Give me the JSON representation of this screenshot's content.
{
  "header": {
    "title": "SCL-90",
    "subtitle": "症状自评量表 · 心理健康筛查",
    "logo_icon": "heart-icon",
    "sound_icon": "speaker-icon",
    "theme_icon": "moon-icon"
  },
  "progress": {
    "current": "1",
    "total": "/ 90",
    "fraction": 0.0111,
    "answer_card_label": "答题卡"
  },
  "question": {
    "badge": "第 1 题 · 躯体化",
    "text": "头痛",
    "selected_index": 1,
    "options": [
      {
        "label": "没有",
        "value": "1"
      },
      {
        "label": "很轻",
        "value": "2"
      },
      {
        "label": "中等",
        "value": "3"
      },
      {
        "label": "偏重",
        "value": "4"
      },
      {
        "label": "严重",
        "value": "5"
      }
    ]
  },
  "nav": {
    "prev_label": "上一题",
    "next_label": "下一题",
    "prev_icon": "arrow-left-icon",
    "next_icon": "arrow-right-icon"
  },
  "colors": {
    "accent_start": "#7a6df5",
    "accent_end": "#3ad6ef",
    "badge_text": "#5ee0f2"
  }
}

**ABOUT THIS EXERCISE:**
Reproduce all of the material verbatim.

**ANSWER SECTION:**
Give me the JSON representation of this screenshot's content.
{
  "header": {
    "title": "SCL-90",
    "subtitle": "症状自评量表 · 心理健康筛查",
    "logo_icon": "heart-icon",
    "sound_icon": "speaker-icon",
    "theme_icon": "moon-icon"
  },
  "progress": {
    "current": "1",
    "total": "/ 90",
    "fraction": 0.0111,
    "answer_card_label": "答题卡"
  },
  "question": {
    "badge": "第 1 题 · 躯体化",
    "text": "头痛",
    "selected_index": 1,
    "options": [
      {
        "label": "没有",
        "value": "1"
      },
      {
        "label": "很轻",
        "value": "2"
      },
      {
        "label": "中等",
        "value": "3"
      },
      {
        "label": "偏重",
        "value": "4"
      },
      {
        "label": "严重",
        "value": "5"
      }
    ]
  },
  "nav": {
    "prev_label": "上一题",
    "next_label": "下一题",
    "prev_icon": "arrow-left-icon",
    "next_icon": "arrow-right-icon"
  },
  "colors": {
    "accent_start": "#7a6df5",
    "accent_end": "#3ad6ef",
    "badge_text": "#5ee0f2"
  }
}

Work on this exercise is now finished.